The group of three knocked on the iron door then Yao entered; he led the way into a dark antechamber and seemingly empty hall. The room was enormous, so big that Tas couldn’t see the ceiling in the darkness. But he could hear a dim sound in the back of the castle and Yao had continued in its direction. Tas scuttled to catch-up and found himself in another hall. Yao was just slipping through a doorway to his right and he followed the old man quickly, grabbing the door before he closed it and shutting it behind him.
The cousins didn’t notice Yao at first. They were both taken off guard and erupted into expressions of exasperation when they saw him sneaking a leg of elk from the table. They welcomed Tas and Yao to sit and feast with them, without question. Tas had never eaten venison before, but it was delicious and he enjoyed himself enormously while the cousins and Yao discussed the circumstances under which they had found Jaar; Adal named him immediately, but Yao kept Jaar in his jacket while he ate.
They all ate fairly quickly and the twin’s meal was taken away by their two maids while Yao was the last to finish.
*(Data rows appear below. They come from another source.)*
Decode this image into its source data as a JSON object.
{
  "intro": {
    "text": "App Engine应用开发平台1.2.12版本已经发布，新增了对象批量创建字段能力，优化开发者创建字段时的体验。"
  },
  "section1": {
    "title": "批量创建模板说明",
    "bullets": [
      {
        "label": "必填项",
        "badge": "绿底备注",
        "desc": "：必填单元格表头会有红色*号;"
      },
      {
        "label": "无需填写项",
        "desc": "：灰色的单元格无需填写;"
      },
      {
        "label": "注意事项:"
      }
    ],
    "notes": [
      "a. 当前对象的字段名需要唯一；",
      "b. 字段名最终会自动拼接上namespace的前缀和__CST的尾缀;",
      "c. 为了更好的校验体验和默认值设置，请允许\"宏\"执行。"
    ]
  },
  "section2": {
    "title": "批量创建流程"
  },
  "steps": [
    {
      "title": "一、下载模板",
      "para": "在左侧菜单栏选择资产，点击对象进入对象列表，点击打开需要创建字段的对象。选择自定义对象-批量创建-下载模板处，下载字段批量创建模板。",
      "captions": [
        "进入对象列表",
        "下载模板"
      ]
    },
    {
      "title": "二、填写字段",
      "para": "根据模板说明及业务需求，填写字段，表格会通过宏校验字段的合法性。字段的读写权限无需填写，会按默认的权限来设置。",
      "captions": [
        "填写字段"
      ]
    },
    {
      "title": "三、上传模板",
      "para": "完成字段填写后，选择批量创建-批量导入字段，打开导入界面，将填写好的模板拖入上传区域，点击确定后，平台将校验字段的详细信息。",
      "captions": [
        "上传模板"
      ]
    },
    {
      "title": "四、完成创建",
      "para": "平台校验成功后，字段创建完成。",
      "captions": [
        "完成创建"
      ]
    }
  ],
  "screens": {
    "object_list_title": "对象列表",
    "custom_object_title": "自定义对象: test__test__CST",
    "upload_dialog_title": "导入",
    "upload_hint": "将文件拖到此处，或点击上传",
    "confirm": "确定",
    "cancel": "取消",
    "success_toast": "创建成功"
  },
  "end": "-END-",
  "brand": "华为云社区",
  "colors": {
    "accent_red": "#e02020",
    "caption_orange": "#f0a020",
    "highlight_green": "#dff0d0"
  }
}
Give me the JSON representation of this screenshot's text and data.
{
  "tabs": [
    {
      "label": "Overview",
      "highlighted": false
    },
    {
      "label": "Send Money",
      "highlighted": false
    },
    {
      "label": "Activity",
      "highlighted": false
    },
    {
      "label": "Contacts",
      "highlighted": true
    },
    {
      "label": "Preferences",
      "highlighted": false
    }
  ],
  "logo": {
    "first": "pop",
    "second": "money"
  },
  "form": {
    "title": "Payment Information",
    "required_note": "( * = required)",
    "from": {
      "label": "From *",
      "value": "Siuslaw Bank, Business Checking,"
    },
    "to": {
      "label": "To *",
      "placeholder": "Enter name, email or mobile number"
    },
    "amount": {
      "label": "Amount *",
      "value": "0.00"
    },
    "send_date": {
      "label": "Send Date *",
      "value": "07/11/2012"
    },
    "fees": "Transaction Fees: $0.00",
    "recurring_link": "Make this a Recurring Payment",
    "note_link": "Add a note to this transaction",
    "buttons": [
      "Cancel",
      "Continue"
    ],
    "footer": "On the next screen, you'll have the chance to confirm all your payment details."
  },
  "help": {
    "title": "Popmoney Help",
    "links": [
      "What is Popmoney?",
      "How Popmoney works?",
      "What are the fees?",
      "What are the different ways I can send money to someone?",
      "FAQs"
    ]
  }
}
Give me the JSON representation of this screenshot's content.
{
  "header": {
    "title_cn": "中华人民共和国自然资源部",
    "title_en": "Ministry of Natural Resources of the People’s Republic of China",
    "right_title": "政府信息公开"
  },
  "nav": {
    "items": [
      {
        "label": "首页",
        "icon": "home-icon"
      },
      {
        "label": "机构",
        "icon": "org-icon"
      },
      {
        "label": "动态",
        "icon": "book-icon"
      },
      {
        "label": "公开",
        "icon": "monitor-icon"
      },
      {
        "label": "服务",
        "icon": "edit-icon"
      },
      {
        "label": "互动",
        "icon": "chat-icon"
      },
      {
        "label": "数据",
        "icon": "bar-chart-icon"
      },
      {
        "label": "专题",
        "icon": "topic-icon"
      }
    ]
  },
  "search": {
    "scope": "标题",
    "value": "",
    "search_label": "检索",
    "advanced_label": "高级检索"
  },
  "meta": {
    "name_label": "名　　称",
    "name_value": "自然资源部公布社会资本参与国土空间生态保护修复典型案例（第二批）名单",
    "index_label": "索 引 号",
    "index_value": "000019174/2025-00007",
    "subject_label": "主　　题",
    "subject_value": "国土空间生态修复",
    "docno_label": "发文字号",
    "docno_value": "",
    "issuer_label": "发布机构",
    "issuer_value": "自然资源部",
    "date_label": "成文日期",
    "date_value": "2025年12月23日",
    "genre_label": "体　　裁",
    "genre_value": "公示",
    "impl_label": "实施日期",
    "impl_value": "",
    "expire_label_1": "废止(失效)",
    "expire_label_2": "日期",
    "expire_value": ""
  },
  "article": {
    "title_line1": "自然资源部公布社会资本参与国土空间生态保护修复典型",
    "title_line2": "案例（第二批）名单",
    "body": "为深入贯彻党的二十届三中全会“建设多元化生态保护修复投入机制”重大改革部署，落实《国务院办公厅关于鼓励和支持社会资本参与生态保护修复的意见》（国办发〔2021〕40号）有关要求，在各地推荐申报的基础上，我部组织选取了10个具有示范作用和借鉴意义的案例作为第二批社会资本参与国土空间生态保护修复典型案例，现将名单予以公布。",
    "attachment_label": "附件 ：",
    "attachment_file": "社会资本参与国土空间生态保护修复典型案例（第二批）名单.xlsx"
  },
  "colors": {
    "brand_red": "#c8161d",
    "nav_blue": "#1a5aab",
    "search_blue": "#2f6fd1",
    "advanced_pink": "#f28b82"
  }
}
Tas took his time finishing the stew; it warmed his insides and seemed to finally get rid of the cold from their long day of trekking through the snow.
Finally Yao removed the small pup from his pocket so that it could eat some of the remains of the elk and both of the cousins hushed with astonishment.
“Yao, where did you find this glorious little arctic wolf?” Idril moved closer and started to pet it softly and tenderly, much to Tas’ surprise. “Of course, he will only be small for a couple of months. These are wolves.” He started to examine the long teeth and their eyes were silver as ice.
Adal picked the Jaar up, a little less tenderly, but that didn’t seem to upset it. It licked Adal’s nose, then he lowered it slowly while giggling. “What an interesting little guy. He’s so small. He’ll be a hunter soon?”
“Yao, this is the perfect age, thank you for your gift. He will be fun to have on our hunts,” Adal stared at his husband. “It would seem that destiny had a hand in this. You bring a white wolf back with you from your first day of hunting? We owe the gods a great honor! Who could have predicted it? We are honored to receive it Uncle!”
Yao smiled fully and embraced his cousin. But Tas was more interested in what Adal said about the gods; he wanted to know if he meant it. It seemed to Tas that everything was going very well, but as soon as Yao turned his back on his cousins, he expression turned dark and they left immediately, leaving the pup behind in the arms of Adal.
“We will return tomorrow night.” and Yao left without a backward glance. Tas shrugged at the stunned cousins as he left, then follow Yao.
They left through the same entrance and entered into the cold night without a backward glance. Yao trudged off into the darkness, forcing Tas to catch up; Tas was still confused.
“What’s the matter Yao? Why were you so quick to leave?”
“It hurts me to leave the poor wolf there; he will be cage and most of his life will be as a slave.” Yao looked back at Tas with tears in his eye. “I fear I have condemned that poor wolf to a life of enslavement.”
“Not all beings get to be free.” Tas said suddenly, surprising himself. He remembered his home and the small farms around it; many animals were locked up there. Many of his friends were slaves. He knew that what he said was right.
He returned back to the house, happy to greet Ice, who was still awake, but Yaina was startled as they entered. It was late now and Tas took Ice to his room, where they all slept in a warm feather mattress and comforter and kept each other warm in the cold.